» Task statement
Below are some entries. Work out how many of their lines hold the word "screenshot", and write that number alone.

» Material provided
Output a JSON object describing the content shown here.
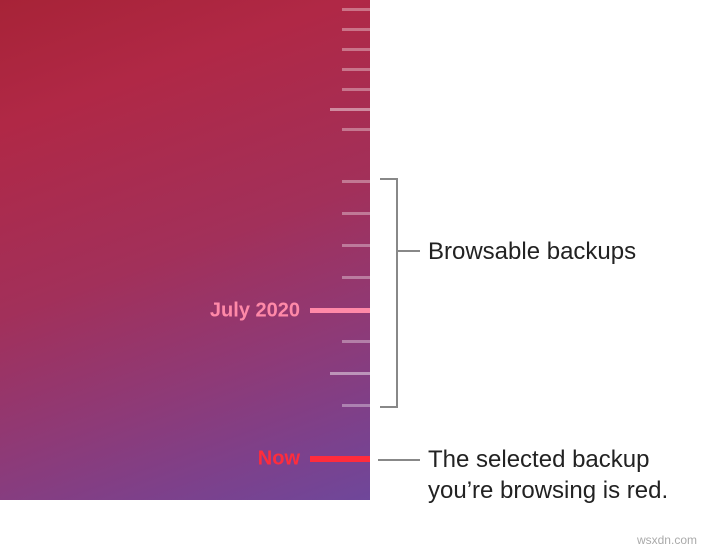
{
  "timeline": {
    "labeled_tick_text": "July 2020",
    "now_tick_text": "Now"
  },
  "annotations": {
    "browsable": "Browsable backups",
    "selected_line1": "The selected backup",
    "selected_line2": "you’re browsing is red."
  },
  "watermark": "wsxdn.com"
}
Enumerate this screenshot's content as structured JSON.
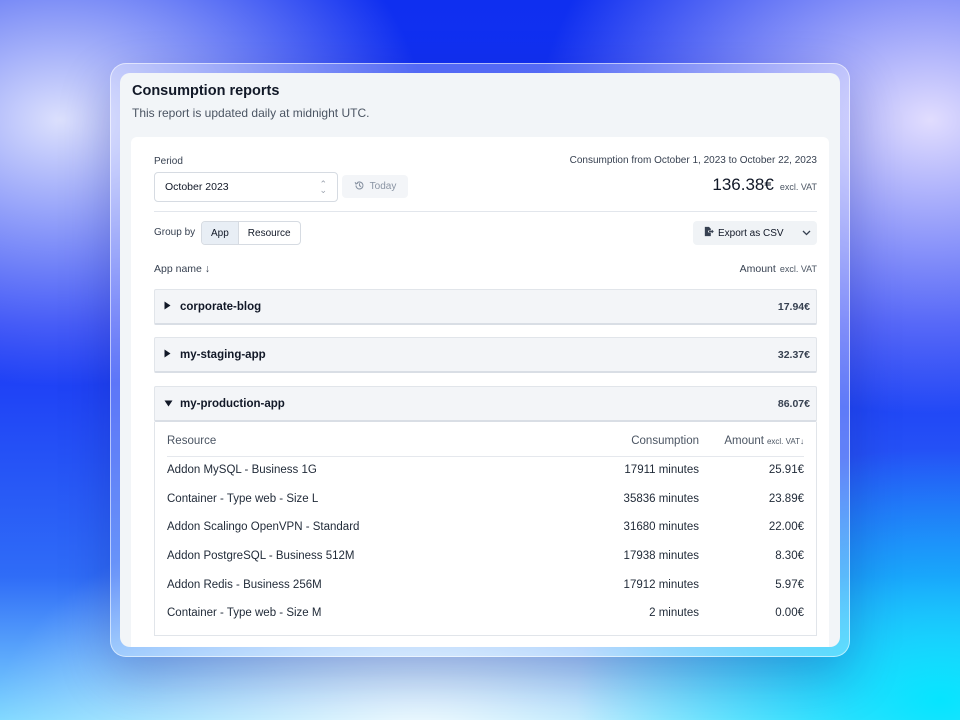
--
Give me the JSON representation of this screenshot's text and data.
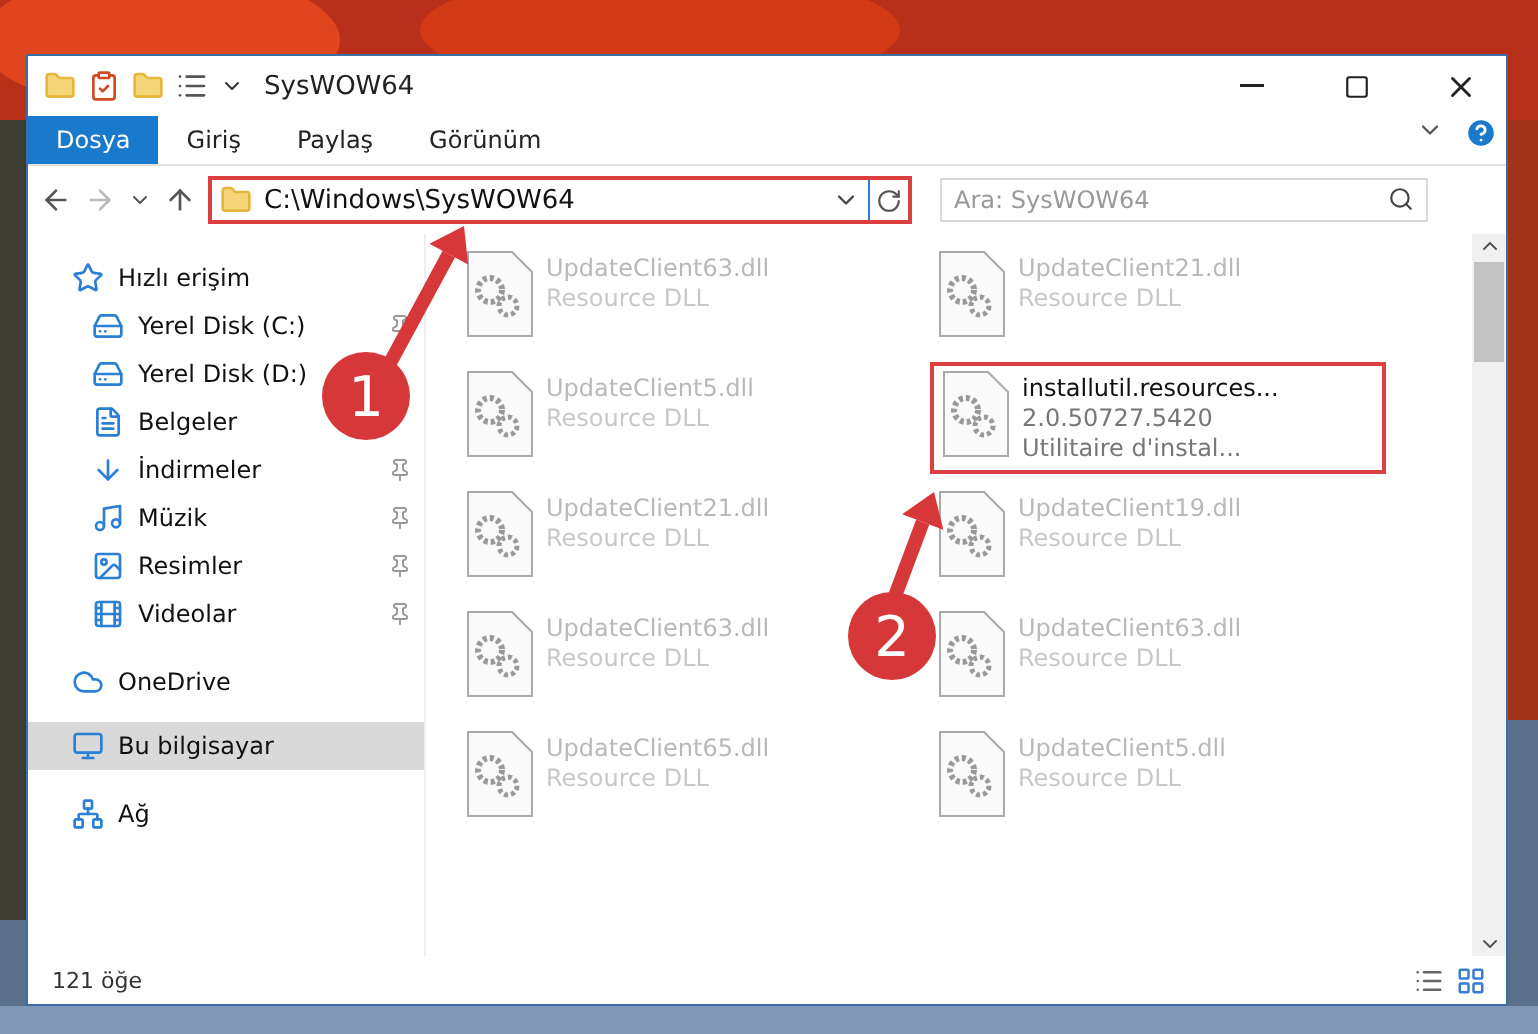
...
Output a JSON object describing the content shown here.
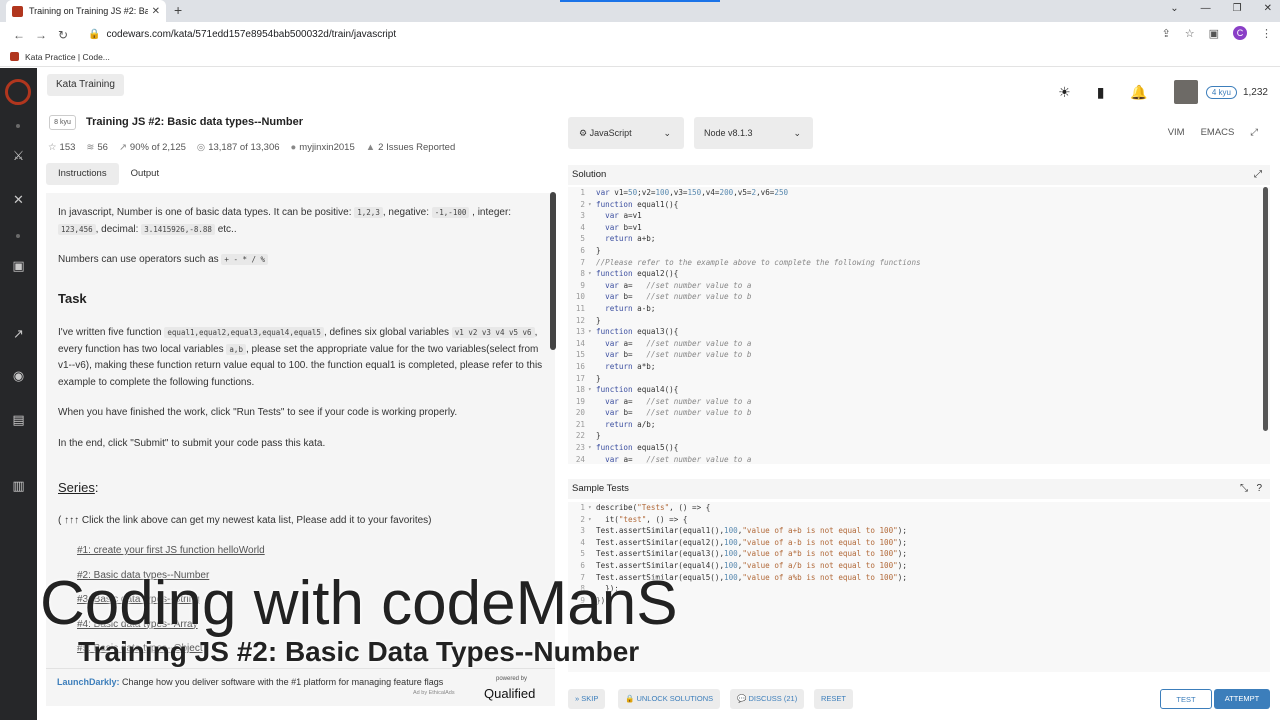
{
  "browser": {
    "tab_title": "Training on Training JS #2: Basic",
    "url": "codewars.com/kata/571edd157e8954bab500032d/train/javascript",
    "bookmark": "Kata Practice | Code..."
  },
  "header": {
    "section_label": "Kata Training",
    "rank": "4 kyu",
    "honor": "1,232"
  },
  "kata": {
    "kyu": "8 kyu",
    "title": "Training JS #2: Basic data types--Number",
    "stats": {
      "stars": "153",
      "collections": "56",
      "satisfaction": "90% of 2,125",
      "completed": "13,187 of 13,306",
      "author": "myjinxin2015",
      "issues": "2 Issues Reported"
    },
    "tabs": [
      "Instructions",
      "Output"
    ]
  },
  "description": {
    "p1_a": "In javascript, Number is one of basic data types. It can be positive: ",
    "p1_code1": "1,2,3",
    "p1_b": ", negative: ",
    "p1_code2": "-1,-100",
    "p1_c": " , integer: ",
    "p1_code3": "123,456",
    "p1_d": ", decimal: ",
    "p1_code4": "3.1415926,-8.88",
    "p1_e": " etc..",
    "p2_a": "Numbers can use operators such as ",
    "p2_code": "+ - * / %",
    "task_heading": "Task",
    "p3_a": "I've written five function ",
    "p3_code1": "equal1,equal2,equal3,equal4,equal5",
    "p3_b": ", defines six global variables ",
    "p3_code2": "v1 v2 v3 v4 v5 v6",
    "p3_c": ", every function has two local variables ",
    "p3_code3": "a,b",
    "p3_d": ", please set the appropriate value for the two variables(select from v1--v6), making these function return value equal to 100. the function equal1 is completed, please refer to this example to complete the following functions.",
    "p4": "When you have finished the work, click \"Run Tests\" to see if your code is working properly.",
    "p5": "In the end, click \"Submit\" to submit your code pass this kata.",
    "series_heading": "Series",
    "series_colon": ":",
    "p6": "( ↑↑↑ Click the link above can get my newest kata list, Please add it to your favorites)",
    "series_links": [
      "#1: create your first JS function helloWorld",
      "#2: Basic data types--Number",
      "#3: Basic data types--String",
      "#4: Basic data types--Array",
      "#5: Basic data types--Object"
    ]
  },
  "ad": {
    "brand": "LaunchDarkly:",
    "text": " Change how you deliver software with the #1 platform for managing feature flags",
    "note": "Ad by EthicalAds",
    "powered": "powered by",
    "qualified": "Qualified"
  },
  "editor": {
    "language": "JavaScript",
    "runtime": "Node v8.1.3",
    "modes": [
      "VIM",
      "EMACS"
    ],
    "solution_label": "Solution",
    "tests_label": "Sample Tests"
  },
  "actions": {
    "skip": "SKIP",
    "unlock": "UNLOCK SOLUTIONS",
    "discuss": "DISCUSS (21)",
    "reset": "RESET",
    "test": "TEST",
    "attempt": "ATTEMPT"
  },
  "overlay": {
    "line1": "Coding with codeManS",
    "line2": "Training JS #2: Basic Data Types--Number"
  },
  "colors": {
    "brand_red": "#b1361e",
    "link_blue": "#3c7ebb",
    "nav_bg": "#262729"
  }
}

» Reply
2